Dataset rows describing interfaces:
+-------+

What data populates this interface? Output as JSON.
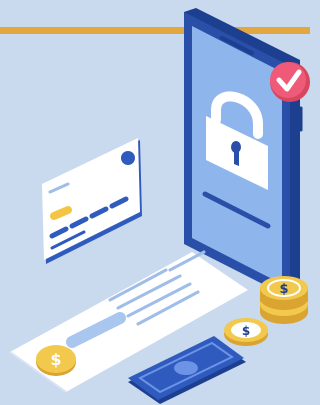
{
  "illustration": {
    "subject": "mobile-payment-security",
    "icons": {
      "phone": "smartphone-icon",
      "lock": "padlock-icon",
      "check": "checkmark-badge-icon",
      "card": "credit-card-icon",
      "receipt": "receipt-icon",
      "coin": "coin-icon",
      "banknote": "banknote-icon"
    },
    "glyphs": {
      "coin_symbol": "$"
    },
    "colors": {
      "background": "#c9d9ee",
      "accent_bar": "#e3a73f",
      "phone_body": "#2a4fa8",
      "phone_screen": "#8fb6ec",
      "lock": "#ffffff",
      "check_badge": "#ef5a78",
      "card": "#ffffff",
      "card_chip": "#f3c542",
      "card_stripes": "#2f5bbf",
      "receipt": "#ffffff",
      "coin": "#f2c94c",
      "coin_dark": "#d9a430",
      "banknote": "#2f5bbf",
      "banknote_light": "#6c93e6"
    }
  }
}
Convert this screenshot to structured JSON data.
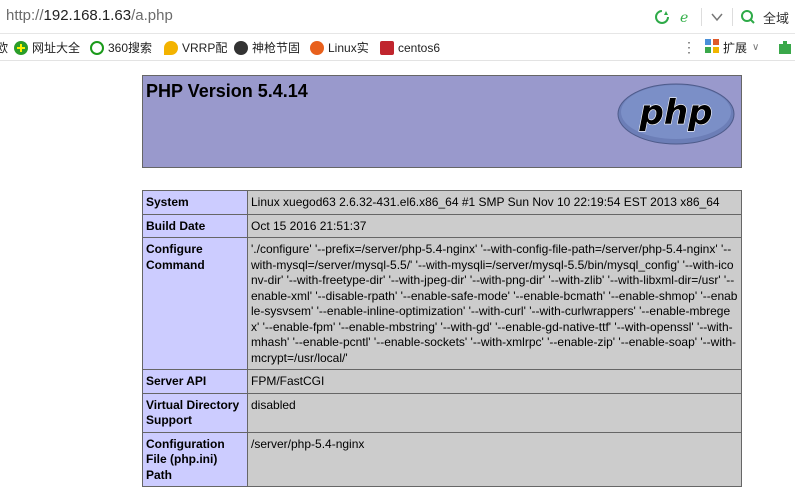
{
  "browser": {
    "url_scheme": "http://",
    "url_host": "192.168.1.63",
    "url_path": "/a.php",
    "search_label": "全域"
  },
  "bookmarks": {
    "left_fragment": "欧",
    "items": [
      {
        "label": "网址大全",
        "color": "#2a9d2a"
      },
      {
        "label": "360搜索",
        "color": "#1a9a1a"
      },
      {
        "label": "VRRP配",
        "color": "#f3b300"
      },
      {
        "label": "神枪节固",
        "color": "#333333"
      },
      {
        "label": "Linux实",
        "color": "#e8601c"
      },
      {
        "label": "centos6",
        "color": "#c0252d"
      }
    ],
    "extensions_label": "扩展"
  },
  "phpinfo": {
    "title": "PHP Version 5.4.14",
    "logo_text": "php",
    "rows": [
      {
        "key": "System",
        "value": "Linux xuegod63 2.6.32-431.el6.x86_64 #1 SMP Sun Nov 10 22:19:54 EST 2013 x86_64"
      },
      {
        "key": "Build Date",
        "value": "Oct 15 2016 21:51:37"
      },
      {
        "key": "Configure Command",
        "value": "'./configure' '--prefix=/server/php-5.4-nginx' '--with-config-file-path=/server/php-5.4-nginx' '--with-mysql=/server/mysql-5.5/' '--with-mysqli=/server/mysql-5.5/bin/mysql_config' '--with-iconv-dir' '--with-freetype-dir' '--with-jpeg-dir' '--with-png-dir' '--with-zlib' '--with-libxml-dir=/usr' '--enable-xml' '--disable-rpath' '--enable-safe-mode' '--enable-bcmath' '--enable-shmop' '--enable-sysvsem' '--enable-inline-optimization' '--with-curl' '--with-curlwrappers' '--enable-mbregex' '--enable-fpm' '--enable-mbstring' '--with-gd' '--enable-gd-native-ttf' '--with-openssl' '--with-mhash' '--enable-pcntl' '--enable-sockets' '--with-xmlrpc' '--enable-zip' '--enable-soap' '--with-mcrypt=/usr/local/'"
      },
      {
        "key": "Server API",
        "value": "FPM/FastCGI"
      },
      {
        "key": "Virtual Directory Support",
        "value": "disabled"
      },
      {
        "key": "Configuration File (php.ini) Path",
        "value": "/server/php-5.4-nginx"
      }
    ]
  }
}
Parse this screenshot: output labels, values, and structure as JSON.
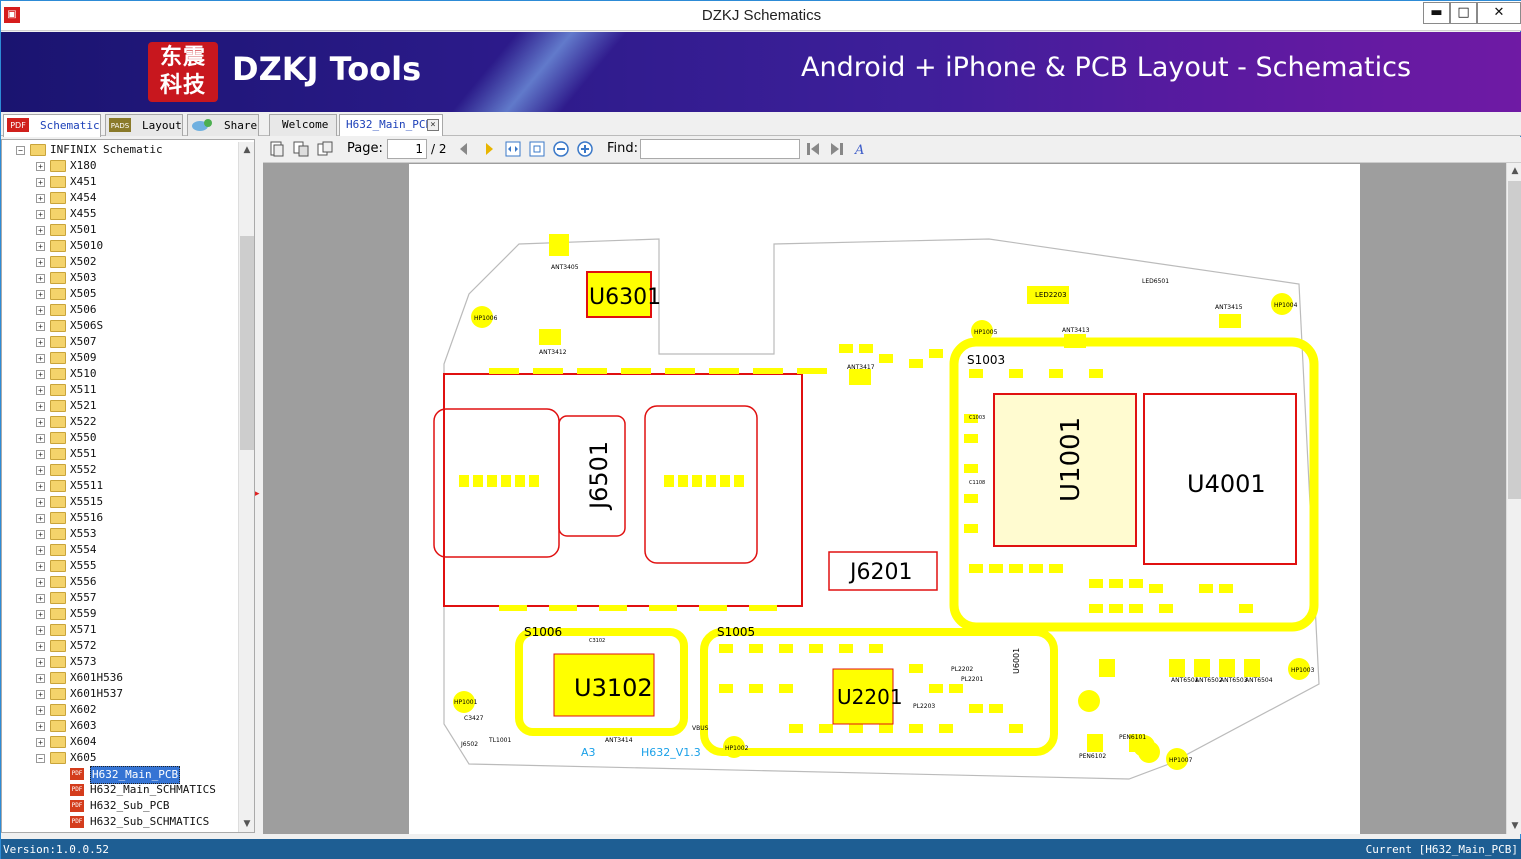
{
  "window": {
    "title": "DZKJ Schematics",
    "min": "▬",
    "max": "□",
    "close": "✕"
  },
  "banner": {
    "logo_text": "东震科技",
    "brand": "DZKJ Tools",
    "tagline": "Android + iPhone & PCB Layout - Schematics"
  },
  "tabs": {
    "left": [
      {
        "label": "Schematic",
        "icon": "pdf-icon"
      },
      {
        "label": "Layout",
        "icon": "pads-icon"
      },
      {
        "label": "Share",
        "icon": "share-icon"
      }
    ],
    "docs": [
      {
        "label": "Welcome"
      },
      {
        "label": "H632_Main_PCB"
      }
    ]
  },
  "tree": {
    "root": "INFINIX Schematic",
    "folders": [
      "X180",
      "X451",
      "X454",
      "X455",
      "X501",
      "X5010",
      "X502",
      "X503",
      "X505",
      "X506",
      "X506S",
      "X507",
      "X509",
      "X510",
      "X511",
      "X521",
      "X522",
      "X550",
      "X551",
      "X552",
      "X5511",
      "X5515",
      "X5516",
      "X553",
      "X554",
      "X555",
      "X556",
      "X557",
      "X559",
      "X571",
      "X572",
      "X573",
      "X601H536",
      "X601H537",
      "X602",
      "X603",
      "X604",
      "X605"
    ],
    "files": [
      "H632_Main_PCB",
      "H632_Main_SCHMATICS",
      "H632_Sub_PCB",
      "H632_Sub_SCHMATICS"
    ],
    "selected": "H632_Main_PCB"
  },
  "toolbar": {
    "page_label": "Page:",
    "page_value": "1",
    "page_total": "/ 2",
    "find_label": "Find:",
    "find_value": ""
  },
  "pcb": {
    "components": [
      "U6301",
      "J6501",
      "J6201",
      "U1001",
      "U4001",
      "U3102",
      "U2201",
      "S1003",
      "S1005",
      "S1006",
      "ANT3405",
      "ANT3412",
      "ANT3415",
      "ANT3413",
      "ANT3417",
      "ANT3414",
      "ANT6501",
      "ANT6502",
      "ANT6503",
      "ANT6504",
      "LED6501",
      "LED2203",
      "HP1006",
      "HP1005",
      "HP1004",
      "HP1001",
      "HP1002",
      "HP1007",
      "HP1003",
      "PEN6101",
      "PEN6102",
      "U6001",
      "PL2201",
      "PL2202",
      "PL2203",
      "A3",
      "H632_V1.3",
      "VBUS",
      "TL1001",
      "J6502",
      "C3427",
      "C1003",
      "C1108",
      "C3102"
    ]
  },
  "status": {
    "version": "Version:1.0.0.52",
    "current": "Current [H632_Main_PCB]"
  },
  "colors": {
    "banner_start": "#1a1470",
    "banner_end": "#6f1aa4",
    "pcb_yellow": "#ffff00",
    "pcb_red": "#e01010",
    "status_bar": "#1e5e93",
    "viewer_bg": "#9e9e9e"
  }
}
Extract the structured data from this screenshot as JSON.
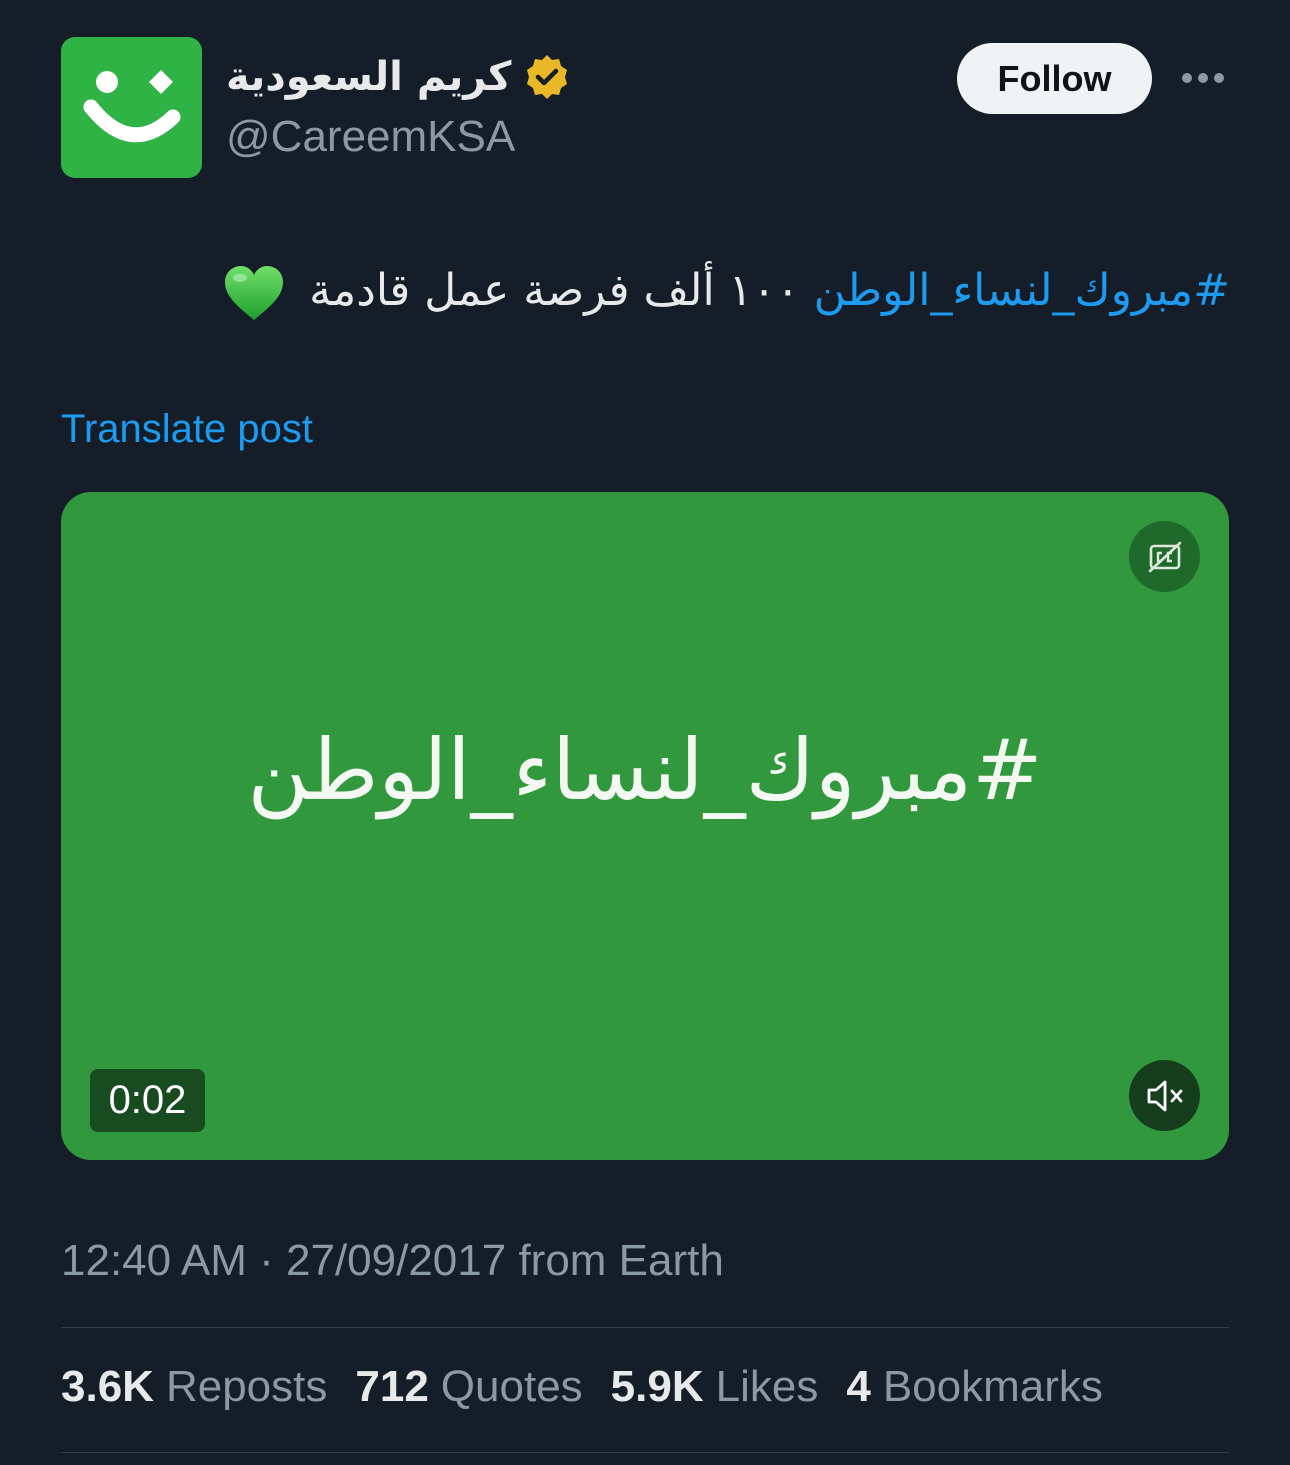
{
  "account": {
    "display_name": "كريم السعودية",
    "handle": "@CareemKSA",
    "avatar_icon": "careem-smile-logo",
    "verified_icon": "verified-badge-gold-icon",
    "brand_color": "#2fb344"
  },
  "actions": {
    "follow_label": "Follow",
    "more_icon": "more-dots-icon"
  },
  "tweet": {
    "hashtag": "#مبروك_لنساء_الوطن",
    "text": "١٠٠ ألف فرصة عمل قادمة",
    "emoji_icon": "green-heart-icon",
    "translate_label": "Translate post"
  },
  "media": {
    "overlay_text": "#مبروك_لنساء_الوطن",
    "duration": "0:02",
    "captions_icon": "captions-off-icon",
    "mute_icon": "muted-speaker-icon",
    "background_color": "#31983e"
  },
  "meta": {
    "timestamp": "12:40 AM · 27/09/2017 from Earth"
  },
  "stats": [
    {
      "value": "3.6K",
      "label": "Reposts"
    },
    {
      "value": "712",
      "label": "Quotes"
    },
    {
      "value": "5.9K",
      "label": "Likes"
    },
    {
      "value": "4",
      "label": "Bookmarks"
    }
  ],
  "colors": {
    "background": "#151d28",
    "link": "#1d9bf0",
    "secondary_text": "#8b98a5",
    "primary_text": "#e7e9ea"
  }
}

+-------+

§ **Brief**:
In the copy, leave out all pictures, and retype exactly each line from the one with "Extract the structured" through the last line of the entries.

§ **Answer to the exercise**:
Extract the structured data from this screenshot as JSON.
{
  "account": {
    "display_name": "كريم السعودية",
    "handle": "@CareemKSA",
    "avatar_icon": "careem-smile-logo",
    "verified_icon": "verified-badge-gold-icon",
    "brand_color": "#2fb344"
  },
  "actions": {
    "follow_label": "Follow",
    "more_icon": "more-dots-icon"
  },
  "tweet": {
    "hashtag": "#مبروك_لنساء_الوطن",
    "text": "١٠٠ ألف فرصة عمل قادمة",
    "emoji_icon": "green-heart-icon",
    "translate_label": "Translate post"
  },
  "media": {
    "overlay_text": "#مبروك_لنساء_الوطن",
    "duration": "0:02",
    "captions_icon": "captions-off-icon",
    "mute_icon": "muted-speaker-icon",
    "background_color": "#31983e"
  },
  "meta": {
    "timestamp": "12:40 AM · 27/09/2017 from Earth"
  },
  "stats": [
    {
      "value": "3.6K",
      "label": "Reposts"
    },
    {
      "value": "712",
      "label": "Quotes"
    },
    {
      "value": "5.9K",
      "label": "Likes"
    },
    {
      "value": "4",
      "label": "Bookmarks"
    }
  ],
  "colors": {
    "background": "#151d28",
    "link": "#1d9bf0",
    "secondary_text": "#8b98a5",
    "primary_text": "#e7e9ea"
  }
}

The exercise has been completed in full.